*What you need to do*. Your task is to copy the listing exactly. Drop any pictures from the copy.
START Data
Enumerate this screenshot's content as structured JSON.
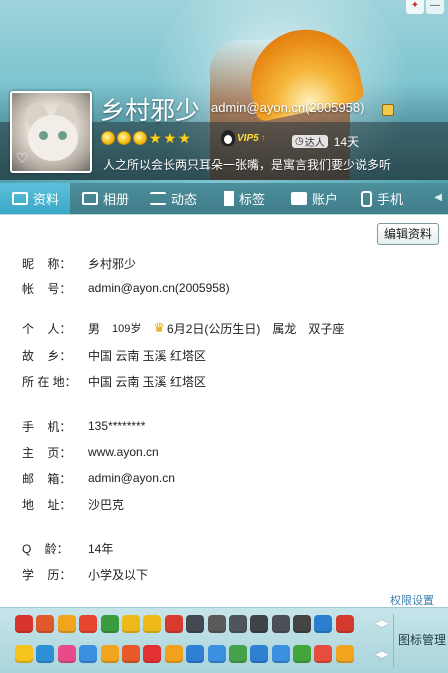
{
  "window": {
    "pin_icon": "pin-icon",
    "minimize_label": "—"
  },
  "profile": {
    "nickname": "乡村邪少",
    "account": "admin@ayon.cn(2005958)",
    "vip": "VIP5",
    "vip_arrow": "↑",
    "daren_label": "达人",
    "daren_days": "14天",
    "signature": "人之所以会长两只耳朵一张嘴，是寓言我们要少说多听",
    "level_icons": [
      "sun",
      "sun",
      "sun",
      "star",
      "star",
      "star"
    ]
  },
  "tabs": [
    {
      "label": "资料",
      "icon": "id-card-icon",
      "active": true
    },
    {
      "label": "相册",
      "icon": "photo-icon"
    },
    {
      "label": "动态",
      "icon": "list-icon"
    },
    {
      "label": "标签",
      "icon": "bookmark-icon"
    },
    {
      "label": "账户",
      "icon": "wallet-icon"
    },
    {
      "label": "手机",
      "icon": "phone-icon"
    }
  ],
  "content": {
    "edit_button": "编辑资料",
    "nickname_label": "昵    称：",
    "nickname": "乡村邪少",
    "account_label": "帐    号：",
    "account": "admin@ayon.cn(2005958)",
    "personal_label": "个    人：",
    "gender": "男",
    "age": "109岁",
    "birthday": "6月2日(公历生日)",
    "zodiac": "属龙",
    "constellation": "双子座",
    "hometown_label": "故    乡：",
    "hometown": "中国 云南 玉溪 红塔区",
    "location_label": "所 在 地：",
    "location": "中国 云南 玉溪 红塔区",
    "mobile_label": "手    机：",
    "mobile": "135********",
    "homepage_label": "主    页：",
    "homepage": "www.ayon.cn",
    "email_label": "邮    箱：",
    "email": "admin@ayon.cn",
    "address_label": "地    址：",
    "address": "沙巴克",
    "qage_label": "Q    龄：",
    "qage": "14年",
    "education_label": "学    历：",
    "education": "小学及以下",
    "permission_link": "权限设置"
  },
  "iconbar": {
    "manage_label": "图标管理",
    "row1_colors": [
      "#d9342b",
      "#e0592a",
      "#f2a41c",
      "#e8452f",
      "#3a9b3f",
      "#f0b91a",
      "#f0b91a",
      "#d83a2e",
      "#444a52",
      "#5a5a5a",
      "#50555c",
      "#3f4348",
      "#4b5056",
      "#444",
      "#2a7fd1",
      "#d33b2c"
    ],
    "row2_colors": [
      "#f5c31a",
      "#2d8fd6",
      "#e84b8a",
      "#3a8fe0",
      "#f0a51d",
      "#e8592a",
      "#e43030",
      "#f2a11a",
      "#2f7fd4",
      "#3a8fe0",
      "#47a04a",
      "#2d80d2",
      "#3a8fe0",
      "#42a53a",
      "#e74c3c",
      "#f0a51d"
    ]
  }
}
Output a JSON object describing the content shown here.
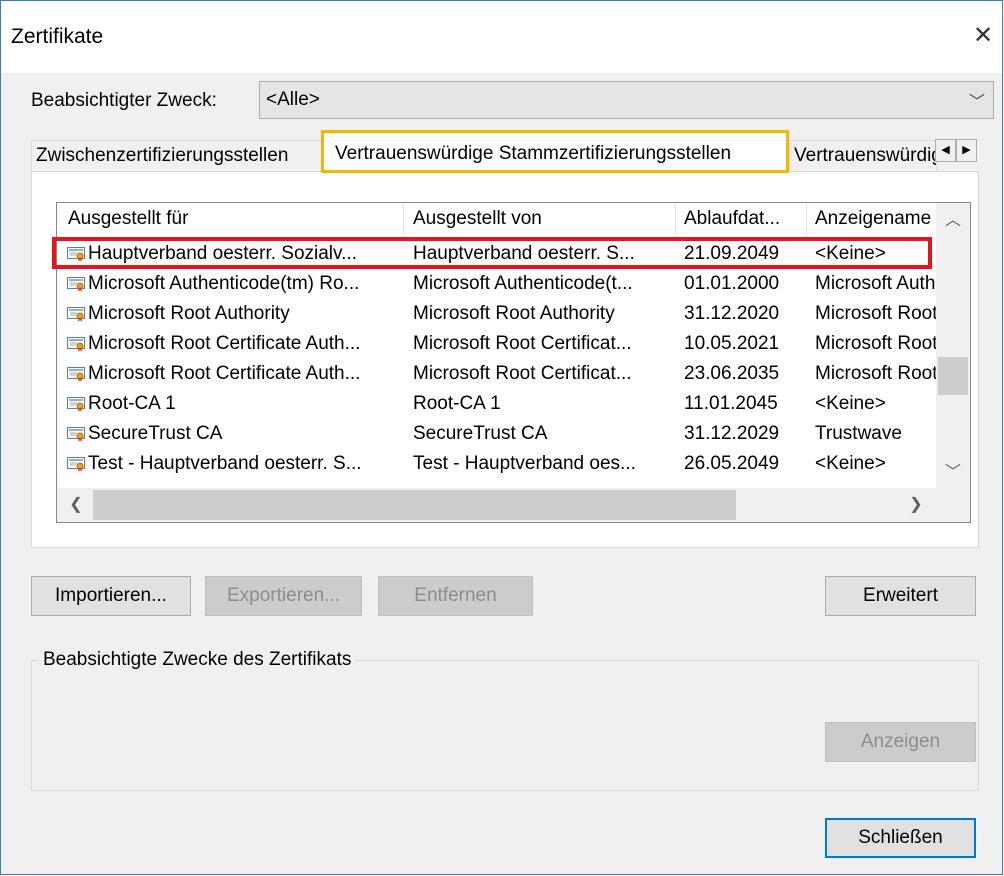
{
  "window": {
    "title": "Zertifikate"
  },
  "purpose": {
    "label": "Beabsichtigter Zweck:",
    "selected": "<Alle>"
  },
  "tabs": [
    {
      "label": "Zwischenzertifizierungsstellen"
    },
    {
      "label": "Vertrauenswürdige Stammzertifizierungsstellen"
    },
    {
      "label": "Vertrauenswürdige Herausgeber"
    }
  ],
  "table": {
    "columns": [
      "Ausgestellt für",
      "Ausgestellt von",
      "Ablaufdat...",
      "Anzeigename"
    ],
    "rows": [
      [
        "Hauptverband oesterr. Sozialv...",
        "Hauptverband oesterr. S...",
        "21.09.2049",
        "<Keine>"
      ],
      [
        "Microsoft Authenticode(tm) Ro...",
        "Microsoft Authenticode(t...",
        "01.01.2000",
        "Microsoft Authenticode"
      ],
      [
        "Microsoft Root Authority",
        "Microsoft Root Authority",
        "31.12.2020",
        "Microsoft Root"
      ],
      [
        "Microsoft Root Certificate Auth...",
        "Microsoft Root Certificat...",
        "10.05.2021",
        "Microsoft Root"
      ],
      [
        "Microsoft Root Certificate Auth...",
        "Microsoft Root Certificat...",
        "23.06.2035",
        "Microsoft Root"
      ],
      [
        "Root-CA 1",
        "Root-CA 1",
        "11.01.2045",
        "<Keine>"
      ],
      [
        "SecureTrust CA",
        "SecureTrust CA",
        "31.12.2029",
        "Trustwave"
      ],
      [
        "Test - Hauptverband oesterr. S...",
        "Test - Hauptverband oes...",
        "26.05.2049",
        "<Keine>"
      ]
    ]
  },
  "buttons": {
    "import": "Importieren...",
    "export": "Exportieren...",
    "remove": "Entfernen",
    "advanced": "Erweitert",
    "view": "Anzeigen",
    "close": "Schließen"
  },
  "purposes_group": {
    "title": "Beabsichtigte Zwecke des Zertifikats"
  },
  "colors": {
    "highlight_tab": "#f7b500",
    "highlight_row": "#e8141c",
    "accent": "#0078d7"
  }
}
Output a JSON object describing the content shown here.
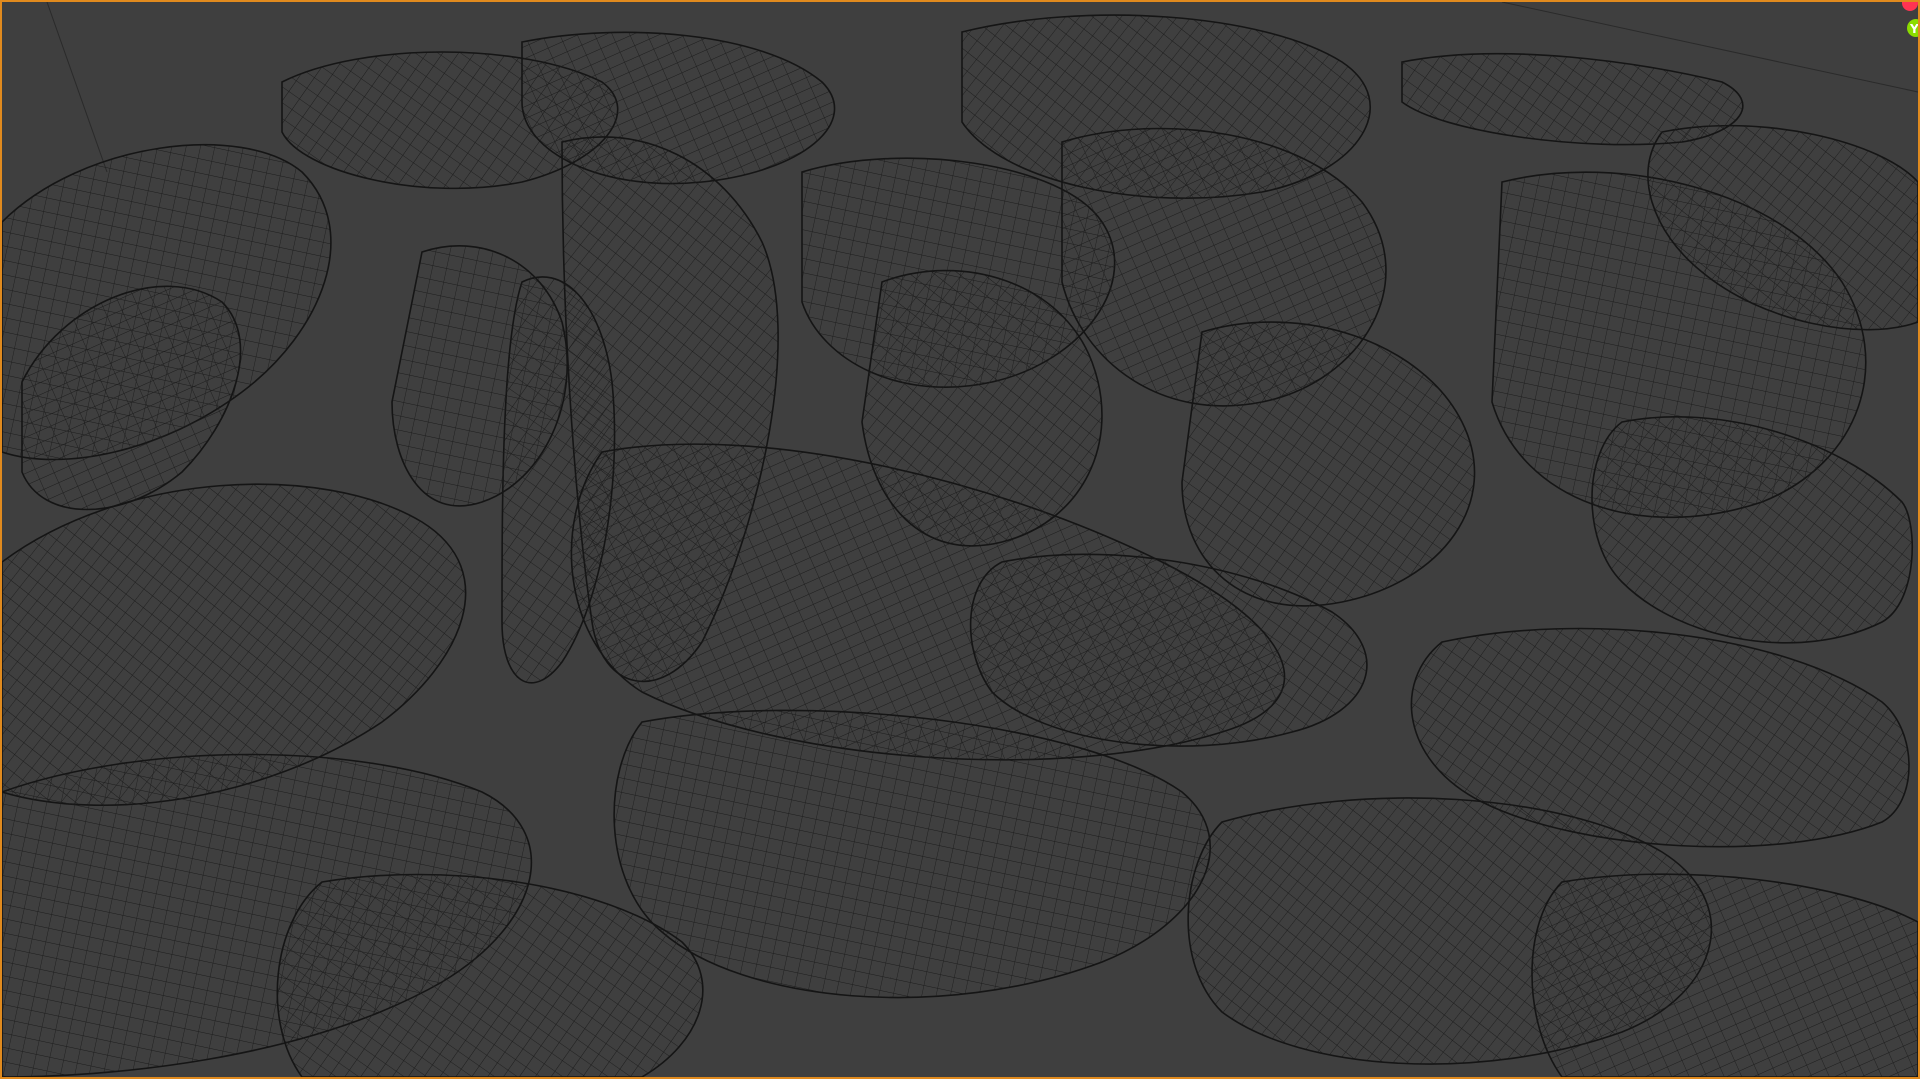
{
  "app": {
    "title": "",
    "mode": "",
    "shading": "wireframe"
  },
  "viewport": {
    "background_color": "#3f3f3f",
    "active_border_color": "#e08a1e",
    "wire_color": "#1a1a1a",
    "surface_color": "#444444"
  },
  "gizmo": {
    "x_axis_color": "#ff3352",
    "y_axis_color": "#8bdc00",
    "x_axis_label": "",
    "y_axis_label": "Y"
  }
}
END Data
*Exercise response*.
Enumerate this screenshot's content as structured JSON.
{
  "window": {
    "pin_icon": "pin-icon",
    "minimize_label": "—"
  },
  "profile": {
    "nickname": "乡村邪少",
    "account": "admin@ayon.cn(2005958)",
    "vip": "VIP5",
    "vip_arrow": "↑",
    "daren_label": "达人",
    "daren_days": "14天",
    "signature": "人之所以会长两只耳朵一张嘴，是寓言我们要少说多听",
    "level_icons": [
      "sun",
      "sun",
      "sun",
      "star",
      "star",
      "star"
    ]
  },
  "tabs": [
    {
      "label": "资料",
      "icon": "id-card-icon",
      "active": true
    },
    {
      "label": "相册",
      "icon": "photo-icon"
    },
    {
      "label": "动态",
      "icon": "list-icon"
    },
    {
      "label": "标签",
      "icon": "bookmark-icon"
    },
    {
      "label": "账户",
      "icon": "wallet-icon"
    },
    {
      "label": "手机",
      "icon": "phone-icon"
    }
  ],
  "content": {
    "edit_button": "编辑资料",
    "nickname_label": "昵    称：",
    "nickname": "乡村邪少",
    "account_label": "帐    号：",
    "account": "admin@ayon.cn(2005958)",
    "personal_label": "个    人：",
    "gender": "男",
    "age": "109岁",
    "birthday": "6月2日(公历生日)",
    "zodiac": "属龙",
    "constellation": "双子座",
    "hometown_label": "故    乡：",
    "hometown": "中国 云南 玉溪 红塔区",
    "location_label": "所 在 地：",
    "location": "中国 云南 玉溪 红塔区",
    "mobile_label": "手    机：",
    "mobile": "135********",
    "homepage_label": "主    页：",
    "homepage": "www.ayon.cn",
    "email_label": "邮    箱：",
    "email": "admin@ayon.cn",
    "address_label": "地    址：",
    "address": "沙巴克",
    "qage_label": "Q    龄：",
    "qage": "14年",
    "education_label": "学    历：",
    "education": "小学及以下",
    "permission_link": "权限设置"
  },
  "iconbar": {
    "manage_label": "图标管理",
    "row1_colors": [
      "#d9342b",
      "#e0592a",
      "#f2a41c",
      "#e8452f",
      "#3a9b3f",
      "#f0b91a",
      "#f0b91a",
      "#d83a2e",
      "#444a52",
      "#5a5a5a",
      "#50555c",
      "#3f4348",
      "#4b5056",
      "#444",
      "#2a7fd1",
      "#d33b2c"
    ],
    "row2_colors": [
      "#f5c31a",
      "#2d8fd6",
      "#e84b8a",
      "#3a8fe0",
      "#f0a51d",
      "#e8592a",
      "#e43030",
      "#f2a11a",
      "#2f7fd4",
      "#3a8fe0",
      "#47a04a",
      "#2d80d2",
      "#3a8fe0",
      "#42a53a",
      "#e74c3c",
      "#f0a51d"
    ]
  }
}
Output a JSON object describing the content shown here.
{
  "window": {
    "title": "Zertifikate"
  },
  "purpose": {
    "label": "Beabsichtigter Zweck:",
    "selected": "<Alle>"
  },
  "tabs": [
    {
      "label": "Zwischenzertifizierungsstellen"
    },
    {
      "label": "Vertrauenswürdige Stammzertifizierungsstellen"
    },
    {
      "label": "Vertrauenswürdige Herausgeber"
    }
  ],
  "table": {
    "columns": [
      "Ausgestellt für",
      "Ausgestellt von",
      "Ablaufdat...",
      "Anzeigename"
    ],
    "rows": [
      [
        "Hauptverband oesterr. Sozialv...",
        "Hauptverband oesterr. S...",
        "21.09.2049",
        "<Keine>"
      ],
      [
        "Microsoft Authenticode(tm) Ro...",
        "Microsoft Authenticode(t...",
        "01.01.2000",
        "Microsoft Authenticode"
      ],
      [
        "Microsoft Root Authority",
        "Microsoft Root Authority",
        "31.12.2020",
        "Microsoft Root"
      ],
      [
        "Microsoft Root Certificate Auth...",
        "Microsoft Root Certificat...",
        "10.05.2021",
        "Microsoft Root"
      ],
      [
        "Microsoft Root Certificate Auth...",
        "Microsoft Root Certificat...",
        "23.06.2035",
        "Microsoft Root"
      ],
      [
        "Root-CA 1",
        "Root-CA 1",
        "11.01.2045",
        "<Keine>"
      ],
      [
        "SecureTrust CA",
        "SecureTrust CA",
        "31.12.2029",
        "Trustwave"
      ],
      [
        "Test - Hauptverband oesterr. S...",
        "Test - Hauptverband oes...",
        "26.05.2049",
        "<Keine>"
      ]
    ]
  },
  "buttons": {
    "import": "Importieren...",
    "export": "Exportieren...",
    "remove": "Entfernen",
    "advanced": "Erweitert",
    "view": "Anzeigen",
    "close": "Schließen"
  },
  "purposes_group": {
    "title": "Beabsichtigte Zwecke des Zertifikats"
  },
  "colors": {
    "highlight_tab": "#f7b500",
    "highlight_row": "#e8141c",
    "accent": "#0078d7"
  }
}
Output a JSON object describing the content shown here.
{
  "app": {
    "title": "",
    "mode": "",
    "shading": "wireframe"
  },
  "viewport": {
    "background_color": "#3f3f3f",
    "active_border_color": "#e08a1e",
    "wire_color": "#1a1a1a",
    "surface_color": "#444444"
  },
  "gizmo": {
    "x_axis_color": "#ff3352",
    "y_axis_color": "#8bdc00",
    "x_axis_label": "",
    "y_axis_label": "Y"
  }
}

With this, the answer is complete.